In a statement, the Tłı̨chǫ Government said the Chief’s Executive Council – the grand chief and four community chiefs – regularly reviews appointments and “from time to time” makes new appointments.
“Broadly speaking, the rationale underpinning all director appointments is to advance the mission of the Tłı̨chǫ Investment Corporation,” the statement read. “More specific details regarding the appointment or removal of a director are confidential and it would be inappropriate for Tłı̨chǫ Government to comment on Morven MacPherson’s departure.”
‘Trying to improve’ corporation’s finances
Fellow board member Ted Blondin expressed concern at MacPherson’s removal, saying he had not heard of the decision in advance and only found out from MacPherson. Blondin said the board had made progress in the past year, putting in place policies and dealing with debt recovery.
“We were able to sell our trucking company so that we can get to deal with some of the larger debts. So we’re making progress and all of a sudden, this happens,” he said.
The investment corporation’s economic issues were most recently apparent when trucking companies it owned filed for creditor protection in December. The companies posted losses of $18 million in 2018-19 alone.
The investment corporation said in December it had sunk $37.6 million into the four companies over the years to keep them afloat. The decision to close the companies was said to affect 40 employees, alongside freelance owner-operators associated with the companies’ operations.
Morven MacPherson in a photo on the Tłı̨chǫ Investment Corporation’s website.
MacPherson said she had been trying to drive change at the investment corporation – change she said Tłı̨chǫ citizens had requested.
“We were trying to improve the organization, make it better,” she said. “And so for me, being removed from that board when I was part of that important work, I’m really sad for the people of the Tłı̨chǫ nation.”
One resident, Doreen Arrowmaker, said she was unhappy to hear the board would lose MacPherson’s “integrity.”
“I wasn’t happy with it,” said Arrowmaker, who made clear she was speaking as a concerned Tłı̨chǫ citizen and not on behalf of any organization. “I know every decision that she has made thus far … her focus has always been the vulnerable Tłı̨chǫ citizens.
“I’d like to see fairness and equality, a transparent process.

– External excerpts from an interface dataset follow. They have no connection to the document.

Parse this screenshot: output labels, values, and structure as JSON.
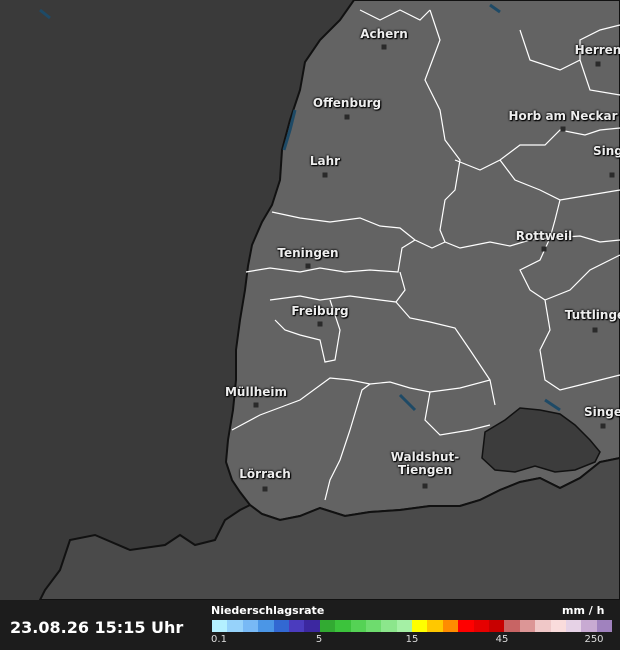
{
  "timestamp": "23.08.26 15:15 Uhr",
  "legend": {
    "title": "Niederschlagsrate",
    "unit": "mm / h",
    "colors": [
      "#b4f0ff",
      "#96d2fa",
      "#78b9f5",
      "#4b96e6",
      "#3268d2",
      "#4b3cbe",
      "#3c28a0",
      "#32aa32",
      "#3cc33c",
      "#55d255",
      "#6edc6e",
      "#8ce68c",
      "#a5f0a5",
      "#ffff00",
      "#ffc800",
      "#ff8c00",
      "#ff0000",
      "#e60000",
      "#c80000",
      "#c86464",
      "#dc9696",
      "#f0c8c8",
      "#fadcdc",
      "#e6d2e6",
      "#c8aad2",
      "#a082be"
    ],
    "ticks": [
      "0.1",
      "5",
      "15",
      "45",
      "250"
    ]
  },
  "cities": [
    {
      "name": "Achern"
    },
    {
      "name": "Herren"
    },
    {
      "name": "Offenburg"
    },
    {
      "name": "Horb am Neckar"
    },
    {
      "name": "Lahr"
    },
    {
      "name": "Singe"
    },
    {
      "name": "Teningen"
    },
    {
      "name": "Rottweil"
    },
    {
      "name": "Freiburg"
    },
    {
      "name": "Tuttlinge"
    },
    {
      "name": "Müllheim"
    },
    {
      "name": "Singe"
    },
    {
      "name": "Waldshut-\nTiengen"
    },
    {
      "name": "Lörrach"
    }
  ],
  "colors": {
    "outside": "#3a3a3a",
    "region": "#636363",
    "switzerland": "#4a4a4a",
    "border": "#111111",
    "district": "#ffffff",
    "water": "#1e4a66"
  }
}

To come up with a plan to remove the chairperson, a highly educated woman for that matter, who has a strong background in business … I think it’s an unwise move.”
‘They go and remove the only lady’

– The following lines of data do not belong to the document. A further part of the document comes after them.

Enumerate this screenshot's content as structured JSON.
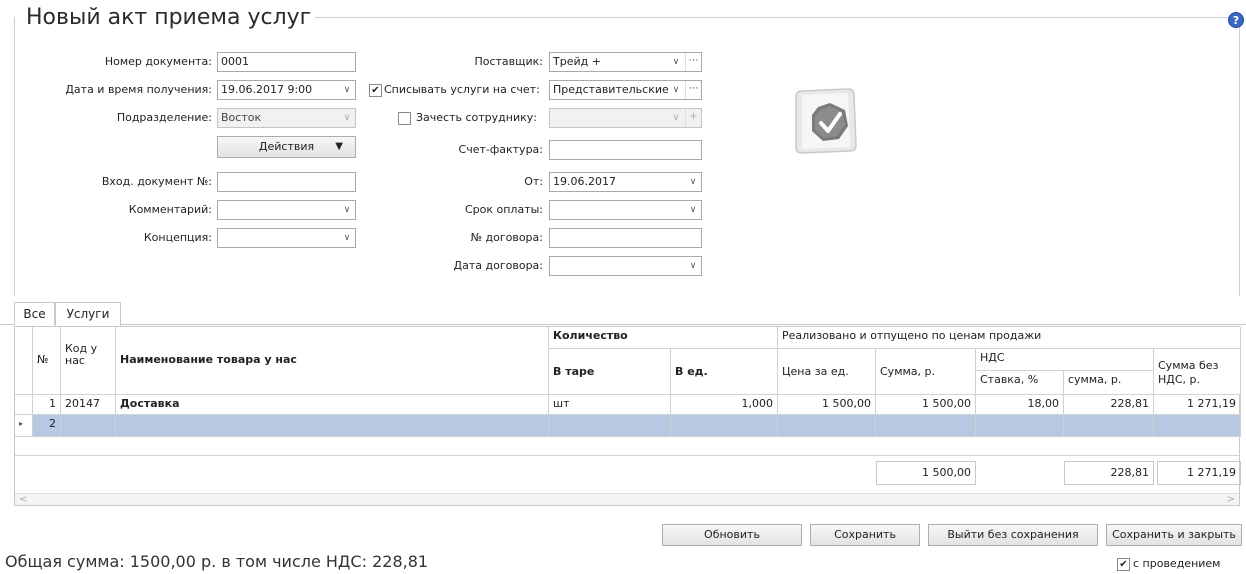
{
  "window": {
    "title": "Новый акт приема услуг"
  },
  "form": {
    "doc_number_label": "Номер документа:",
    "doc_number_value": "0001",
    "datetime_label": "Дата и время получения:",
    "datetime_value": "19.06.2017 9:00",
    "department_label": "Подразделение:",
    "department_value": "Восток",
    "actions_label": "Действия",
    "in_doc_label": "Вход. документ №:",
    "in_doc_value": "",
    "comment_label": "Комментарий:",
    "comment_value": "",
    "concept_label": "Концепция:",
    "concept_value": "",
    "supplier_label": "Поставщик:",
    "supplier_value": "Трейд +",
    "writeoff_label": "Списывать услуги на счет:",
    "writeoff_checked": true,
    "writeoff_value": "Представительские",
    "employee_label": "Зачесть сотруднику:",
    "employee_checked": false,
    "employee_value": "",
    "invoice_label": "Счет-фактура:",
    "invoice_value": "",
    "from_label": "От:",
    "from_value": "19.06.2017",
    "payment_term_label": "Срок оплаты:",
    "payment_term_value": "",
    "contract_no_label": "№ договора:",
    "contract_no_value": "",
    "contract_date_label": "Дата договора:",
    "contract_date_value": ""
  },
  "tabs": [
    {
      "label": "Все",
      "selected": false
    },
    {
      "label": "Услуги",
      "selected": true
    }
  ],
  "table": {
    "headers": {
      "num": "№",
      "code": "Код у нас",
      "name": "Наименование товара у нас",
      "qty_group": "Количество",
      "in_tare": "В таре",
      "in_units": "В ед.",
      "sold_group": "Реализовано и отпущено по ценам продажи",
      "price": "Цена за ед.",
      "sum": "Сумма, р.",
      "vat_group": "НДС",
      "vat_rate": "Ставка, %",
      "vat_sum": "сумма, р.",
      "sum_no_vat": "Сумма без НДС, р."
    },
    "rows": [
      {
        "num": "1",
        "code": "20147",
        "name": "Доставка",
        "in_tare": "шт",
        "in_units": "1,000",
        "price": "1 500,00",
        "sum": "1 500,00",
        "vat_rate": "18,00",
        "vat_sum": "228,81",
        "sum_no_vat": "1 271,19"
      },
      {
        "num": "2",
        "code": "",
        "name": "",
        "in_tare": "",
        "in_units": "",
        "price": "",
        "sum": "",
        "vat_rate": "",
        "vat_sum": "",
        "sum_no_vat": ""
      }
    ],
    "totals": {
      "sum": "1 500,00",
      "vat_sum": "228,81",
      "sum_no_vat": "1 271,19"
    }
  },
  "buttons": {
    "refresh": "Обновить",
    "save": "Сохранить",
    "exit_no_save": "Выйти без сохранения",
    "save_close": "Сохранить и закрыть"
  },
  "post_checkbox_label": "с проведением",
  "post_checkbox_checked": true,
  "footer": {
    "total_text": "Общая сумма: 1500,00 р. в том числе НДС: 228,81"
  }
}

Why she was removed remains unclear to MacPherson, who said she couldn’t think of any reason.
“I didn’t do anything that I wasn’t supposed to do, as far as I’m aware, and any decision I made was done with my other board members. I didn’t go ahead and do anything on my own,” she said.
MacPherson said some people didn’t like her motivations for joining the board, which she made clear on her appointment.

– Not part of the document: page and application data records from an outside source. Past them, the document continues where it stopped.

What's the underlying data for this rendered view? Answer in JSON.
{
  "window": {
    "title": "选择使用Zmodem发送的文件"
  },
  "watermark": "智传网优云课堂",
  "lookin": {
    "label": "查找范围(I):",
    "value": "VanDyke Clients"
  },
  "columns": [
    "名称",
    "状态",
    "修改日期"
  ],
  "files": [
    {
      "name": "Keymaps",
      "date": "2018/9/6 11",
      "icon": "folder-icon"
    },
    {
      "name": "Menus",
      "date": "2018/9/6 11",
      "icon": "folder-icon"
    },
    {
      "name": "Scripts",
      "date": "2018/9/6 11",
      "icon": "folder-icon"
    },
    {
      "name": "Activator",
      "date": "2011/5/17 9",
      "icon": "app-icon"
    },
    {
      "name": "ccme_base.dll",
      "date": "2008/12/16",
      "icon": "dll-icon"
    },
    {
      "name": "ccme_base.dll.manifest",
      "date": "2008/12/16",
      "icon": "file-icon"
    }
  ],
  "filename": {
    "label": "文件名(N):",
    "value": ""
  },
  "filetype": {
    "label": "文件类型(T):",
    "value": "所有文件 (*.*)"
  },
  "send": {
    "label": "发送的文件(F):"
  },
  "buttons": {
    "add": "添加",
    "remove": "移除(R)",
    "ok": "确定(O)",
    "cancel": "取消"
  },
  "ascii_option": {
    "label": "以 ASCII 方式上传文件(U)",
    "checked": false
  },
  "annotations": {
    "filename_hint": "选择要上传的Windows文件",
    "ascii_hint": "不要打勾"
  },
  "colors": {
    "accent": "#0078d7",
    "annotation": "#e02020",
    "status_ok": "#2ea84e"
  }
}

“When I got on that board, I made it very clear that I was not sitting on that board for myself, I was not sitting on that board for my family, and I was not sitting on that board for my friend,” she said. (In the past, the Tłı̨chǫ Investment Corporation has been accused of running some companies like “personal fiefdoms” for chiefs and their friends and relatives.)
“I made it very clear that I was there to represent all Tłı̨chǫ shareholders, which is every single Tłı̨chǫ citizen,” said MacPherson.
Blondin said he was not aware of any reason why MacPherson was removed. She has held roles in the Tłı̨chǫ Government and is currently Monfwi MLA Jackson Lafferty’s constituency assistant in Yellowknife.
The only female member on the investment corporation’s board, MacPherson said she had been in touch with several women since news of her removal.
“The ladies are upset because I was one lady on a board of six,” she said. “All the chiefs are men. So they go and remove the only lady that was on the board, an educated lady.”
Arrowmaker said many educated women find it difficult working and sharing their skills in a patriarchal system.
“It’s almost as if we have to jump through many hoops to prove ourselves to be worthy,” said Arrowmaker.
“It’s such an unfair system that we have. Inequality is so great.”